Contemplating the Cosmos

“We have seen his star in the East and have come to worship him”
— Mat. 2:2

Two thousand years ago, astronomers from the East, upon contemplating the heavens became convinced that the appearance of a star signified the birth of an important king and set out on a long journey to investigate,  “The star beckoned the three wise men out of their distant country and led them to recognize and adore the King of heaven and earth.” (Sermon, Leo the Great).  The three wise men, thought to be astronomers, upon finding a young child of humble birth became convinced that this child was indeed Lord of Creation and did him homage.  What was it that made the astronomers think that an ordinary looking child was indeed divine?  Somehow, their contemplation of Creation allowed them to recognize the Creator in the person of Jesus Christ.
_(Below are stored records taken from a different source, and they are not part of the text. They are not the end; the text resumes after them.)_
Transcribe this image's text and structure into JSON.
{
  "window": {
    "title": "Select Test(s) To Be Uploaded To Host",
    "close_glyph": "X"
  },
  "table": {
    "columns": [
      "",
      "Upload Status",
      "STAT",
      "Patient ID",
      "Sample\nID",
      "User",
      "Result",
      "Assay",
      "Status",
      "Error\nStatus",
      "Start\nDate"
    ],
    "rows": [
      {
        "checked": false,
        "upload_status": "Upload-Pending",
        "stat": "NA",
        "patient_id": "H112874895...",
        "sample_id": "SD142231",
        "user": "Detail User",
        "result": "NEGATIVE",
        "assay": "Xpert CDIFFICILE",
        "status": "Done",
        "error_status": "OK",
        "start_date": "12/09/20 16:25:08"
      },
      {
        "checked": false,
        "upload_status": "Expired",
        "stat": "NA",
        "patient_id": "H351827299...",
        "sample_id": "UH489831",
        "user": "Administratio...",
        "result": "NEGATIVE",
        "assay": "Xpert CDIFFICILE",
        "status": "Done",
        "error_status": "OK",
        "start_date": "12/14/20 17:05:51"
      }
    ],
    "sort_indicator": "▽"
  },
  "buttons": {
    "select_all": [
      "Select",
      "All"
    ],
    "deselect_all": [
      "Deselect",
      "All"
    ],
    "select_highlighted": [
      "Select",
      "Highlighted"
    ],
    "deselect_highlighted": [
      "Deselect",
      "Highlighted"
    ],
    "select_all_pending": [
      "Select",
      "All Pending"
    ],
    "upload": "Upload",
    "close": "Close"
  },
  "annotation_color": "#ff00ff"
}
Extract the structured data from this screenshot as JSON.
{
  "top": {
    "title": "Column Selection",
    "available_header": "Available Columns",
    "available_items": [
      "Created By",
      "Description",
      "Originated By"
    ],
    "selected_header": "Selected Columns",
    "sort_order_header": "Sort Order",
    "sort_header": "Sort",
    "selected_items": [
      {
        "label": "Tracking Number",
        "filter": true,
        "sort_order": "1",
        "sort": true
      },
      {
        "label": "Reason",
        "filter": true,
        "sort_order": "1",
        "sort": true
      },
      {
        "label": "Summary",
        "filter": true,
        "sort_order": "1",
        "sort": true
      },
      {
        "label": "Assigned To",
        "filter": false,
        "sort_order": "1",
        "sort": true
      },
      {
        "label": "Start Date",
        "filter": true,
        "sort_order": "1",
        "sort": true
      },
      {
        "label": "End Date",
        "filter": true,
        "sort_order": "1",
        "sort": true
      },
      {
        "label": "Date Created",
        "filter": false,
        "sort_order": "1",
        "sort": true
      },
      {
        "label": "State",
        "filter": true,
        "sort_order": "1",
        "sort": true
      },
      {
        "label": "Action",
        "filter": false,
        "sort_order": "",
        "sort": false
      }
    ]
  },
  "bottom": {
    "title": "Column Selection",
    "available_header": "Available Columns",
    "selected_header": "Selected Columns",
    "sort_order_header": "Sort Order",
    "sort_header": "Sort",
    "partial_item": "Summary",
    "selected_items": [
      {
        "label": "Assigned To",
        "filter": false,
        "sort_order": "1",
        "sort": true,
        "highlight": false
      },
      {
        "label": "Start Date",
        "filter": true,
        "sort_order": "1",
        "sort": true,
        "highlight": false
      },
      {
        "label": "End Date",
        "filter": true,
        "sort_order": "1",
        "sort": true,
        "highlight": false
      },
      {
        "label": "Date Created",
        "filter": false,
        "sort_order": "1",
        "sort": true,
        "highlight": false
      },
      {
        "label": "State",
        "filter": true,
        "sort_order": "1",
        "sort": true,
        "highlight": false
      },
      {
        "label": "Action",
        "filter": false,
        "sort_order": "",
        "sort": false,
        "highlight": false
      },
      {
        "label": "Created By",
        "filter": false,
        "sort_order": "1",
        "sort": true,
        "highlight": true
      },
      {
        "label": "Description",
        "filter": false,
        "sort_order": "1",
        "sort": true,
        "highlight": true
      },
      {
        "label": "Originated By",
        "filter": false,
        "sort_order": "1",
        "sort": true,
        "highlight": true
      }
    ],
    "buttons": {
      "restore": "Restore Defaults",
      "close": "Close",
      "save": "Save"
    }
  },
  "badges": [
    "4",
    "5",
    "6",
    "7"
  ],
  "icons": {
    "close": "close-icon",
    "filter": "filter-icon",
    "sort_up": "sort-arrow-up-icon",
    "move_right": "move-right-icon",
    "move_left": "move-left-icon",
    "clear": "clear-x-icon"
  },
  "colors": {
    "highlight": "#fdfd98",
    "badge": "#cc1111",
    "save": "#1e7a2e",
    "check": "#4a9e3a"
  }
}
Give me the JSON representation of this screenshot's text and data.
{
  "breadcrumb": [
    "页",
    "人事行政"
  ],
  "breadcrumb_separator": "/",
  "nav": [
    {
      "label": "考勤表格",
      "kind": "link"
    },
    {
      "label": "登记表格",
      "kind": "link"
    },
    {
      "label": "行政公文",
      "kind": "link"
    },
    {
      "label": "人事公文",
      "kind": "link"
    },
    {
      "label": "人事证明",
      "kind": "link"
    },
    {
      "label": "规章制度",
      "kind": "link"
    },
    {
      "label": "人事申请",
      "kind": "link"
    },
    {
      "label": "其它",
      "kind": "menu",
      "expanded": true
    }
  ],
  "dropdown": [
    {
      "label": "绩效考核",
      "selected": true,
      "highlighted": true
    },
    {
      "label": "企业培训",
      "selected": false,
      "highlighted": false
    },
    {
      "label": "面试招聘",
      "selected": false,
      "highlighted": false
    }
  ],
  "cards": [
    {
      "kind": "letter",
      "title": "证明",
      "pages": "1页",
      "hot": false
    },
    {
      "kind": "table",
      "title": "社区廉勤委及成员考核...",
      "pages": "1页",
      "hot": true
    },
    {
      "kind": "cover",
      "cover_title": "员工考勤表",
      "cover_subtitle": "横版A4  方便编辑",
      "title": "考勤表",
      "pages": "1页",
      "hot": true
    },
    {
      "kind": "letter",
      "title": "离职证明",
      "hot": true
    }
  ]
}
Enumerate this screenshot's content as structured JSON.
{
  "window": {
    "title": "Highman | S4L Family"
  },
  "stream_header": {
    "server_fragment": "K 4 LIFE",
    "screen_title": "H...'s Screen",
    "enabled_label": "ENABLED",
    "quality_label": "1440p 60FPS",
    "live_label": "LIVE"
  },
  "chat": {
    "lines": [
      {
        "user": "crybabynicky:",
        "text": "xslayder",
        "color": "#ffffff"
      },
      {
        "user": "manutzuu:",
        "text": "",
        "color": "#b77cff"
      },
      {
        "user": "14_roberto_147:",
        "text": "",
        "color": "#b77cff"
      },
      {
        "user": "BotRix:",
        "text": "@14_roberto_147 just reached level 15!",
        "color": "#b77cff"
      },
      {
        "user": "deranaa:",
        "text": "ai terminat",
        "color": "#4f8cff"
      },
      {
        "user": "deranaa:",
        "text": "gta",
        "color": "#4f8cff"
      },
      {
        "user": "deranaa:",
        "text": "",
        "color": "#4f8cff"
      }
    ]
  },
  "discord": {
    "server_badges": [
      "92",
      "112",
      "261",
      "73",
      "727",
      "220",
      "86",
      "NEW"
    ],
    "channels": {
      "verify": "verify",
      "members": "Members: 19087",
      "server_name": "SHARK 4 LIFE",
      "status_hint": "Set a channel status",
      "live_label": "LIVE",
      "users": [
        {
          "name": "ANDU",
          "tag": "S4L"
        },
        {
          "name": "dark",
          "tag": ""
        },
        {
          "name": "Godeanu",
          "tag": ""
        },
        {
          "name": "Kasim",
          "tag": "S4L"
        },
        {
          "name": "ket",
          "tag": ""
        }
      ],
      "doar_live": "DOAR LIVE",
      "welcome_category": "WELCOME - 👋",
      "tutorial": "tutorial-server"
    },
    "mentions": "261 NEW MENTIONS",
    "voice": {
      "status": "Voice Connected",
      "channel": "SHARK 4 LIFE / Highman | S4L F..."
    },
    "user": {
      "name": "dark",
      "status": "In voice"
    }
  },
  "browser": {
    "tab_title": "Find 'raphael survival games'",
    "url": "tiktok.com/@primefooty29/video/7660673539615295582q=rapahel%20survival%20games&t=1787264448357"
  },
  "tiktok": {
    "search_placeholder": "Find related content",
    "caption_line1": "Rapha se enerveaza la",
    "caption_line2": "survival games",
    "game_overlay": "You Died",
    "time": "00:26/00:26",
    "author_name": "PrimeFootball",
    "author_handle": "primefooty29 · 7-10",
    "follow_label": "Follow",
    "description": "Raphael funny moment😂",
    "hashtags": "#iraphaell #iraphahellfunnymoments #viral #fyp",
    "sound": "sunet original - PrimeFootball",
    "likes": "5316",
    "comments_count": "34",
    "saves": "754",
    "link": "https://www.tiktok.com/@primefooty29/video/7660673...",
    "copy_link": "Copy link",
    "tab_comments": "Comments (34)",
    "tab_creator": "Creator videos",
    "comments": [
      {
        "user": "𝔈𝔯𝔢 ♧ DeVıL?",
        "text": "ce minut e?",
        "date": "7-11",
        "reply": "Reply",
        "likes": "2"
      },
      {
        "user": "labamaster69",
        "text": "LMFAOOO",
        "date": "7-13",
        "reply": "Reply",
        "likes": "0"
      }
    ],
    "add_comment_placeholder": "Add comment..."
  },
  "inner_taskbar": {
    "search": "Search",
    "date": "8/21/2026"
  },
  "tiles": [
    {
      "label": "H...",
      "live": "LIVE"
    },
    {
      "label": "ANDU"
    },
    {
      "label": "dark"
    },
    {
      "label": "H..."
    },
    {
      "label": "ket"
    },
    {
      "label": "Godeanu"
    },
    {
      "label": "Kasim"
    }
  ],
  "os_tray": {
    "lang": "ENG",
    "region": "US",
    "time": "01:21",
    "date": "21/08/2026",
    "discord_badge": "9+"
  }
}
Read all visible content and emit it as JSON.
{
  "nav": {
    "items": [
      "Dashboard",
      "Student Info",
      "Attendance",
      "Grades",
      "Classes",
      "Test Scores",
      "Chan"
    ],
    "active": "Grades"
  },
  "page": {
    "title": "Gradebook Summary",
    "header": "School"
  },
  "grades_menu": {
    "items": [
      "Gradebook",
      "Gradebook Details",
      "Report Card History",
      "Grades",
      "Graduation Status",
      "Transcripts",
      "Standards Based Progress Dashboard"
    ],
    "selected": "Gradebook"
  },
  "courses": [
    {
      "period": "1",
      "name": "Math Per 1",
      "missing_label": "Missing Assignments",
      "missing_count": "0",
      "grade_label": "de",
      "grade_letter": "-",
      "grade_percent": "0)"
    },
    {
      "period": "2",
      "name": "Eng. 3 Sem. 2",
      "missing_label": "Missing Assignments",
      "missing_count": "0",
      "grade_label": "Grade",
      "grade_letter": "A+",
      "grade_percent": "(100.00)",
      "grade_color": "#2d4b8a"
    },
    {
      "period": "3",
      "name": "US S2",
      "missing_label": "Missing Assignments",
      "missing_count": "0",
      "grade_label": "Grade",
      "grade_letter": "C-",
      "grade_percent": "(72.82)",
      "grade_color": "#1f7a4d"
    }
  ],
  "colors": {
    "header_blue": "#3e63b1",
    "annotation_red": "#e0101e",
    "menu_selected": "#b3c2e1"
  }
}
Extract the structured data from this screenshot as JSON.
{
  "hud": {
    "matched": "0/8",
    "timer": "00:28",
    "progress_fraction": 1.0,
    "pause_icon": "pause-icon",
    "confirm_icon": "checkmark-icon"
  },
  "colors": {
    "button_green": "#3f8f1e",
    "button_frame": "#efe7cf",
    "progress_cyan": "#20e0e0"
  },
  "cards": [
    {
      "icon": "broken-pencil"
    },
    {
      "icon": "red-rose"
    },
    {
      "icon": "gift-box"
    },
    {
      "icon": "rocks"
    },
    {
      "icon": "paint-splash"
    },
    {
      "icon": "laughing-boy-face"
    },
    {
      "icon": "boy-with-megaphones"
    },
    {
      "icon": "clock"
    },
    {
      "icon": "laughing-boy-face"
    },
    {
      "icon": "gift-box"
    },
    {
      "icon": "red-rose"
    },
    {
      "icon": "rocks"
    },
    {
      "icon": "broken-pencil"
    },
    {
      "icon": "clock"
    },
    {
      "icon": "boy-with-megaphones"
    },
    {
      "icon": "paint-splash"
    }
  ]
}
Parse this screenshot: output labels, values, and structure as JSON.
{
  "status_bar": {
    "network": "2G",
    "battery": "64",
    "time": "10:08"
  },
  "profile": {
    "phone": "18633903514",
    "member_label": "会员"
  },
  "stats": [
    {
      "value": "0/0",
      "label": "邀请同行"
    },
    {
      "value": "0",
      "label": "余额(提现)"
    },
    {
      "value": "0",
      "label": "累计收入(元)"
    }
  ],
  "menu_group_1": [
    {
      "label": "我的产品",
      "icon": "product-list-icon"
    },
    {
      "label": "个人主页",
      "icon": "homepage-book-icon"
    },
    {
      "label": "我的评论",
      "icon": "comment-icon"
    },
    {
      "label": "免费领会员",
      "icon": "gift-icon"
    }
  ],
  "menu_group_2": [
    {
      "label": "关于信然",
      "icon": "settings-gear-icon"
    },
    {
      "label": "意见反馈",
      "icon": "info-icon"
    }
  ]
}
There is a long-standing view held within the Christian tradition (and indeed within the Abrahamic religions more broadly) that by experiencing the wonder and beauty of Creation, one’s heart and mind can be elevated to God and one can come to a knowledge of the Creator through contemplation of Creation.  But if this is true, why are there so many astronomers who dedicate their lives to the study of the Universe who do not come to knowledge of the Creator?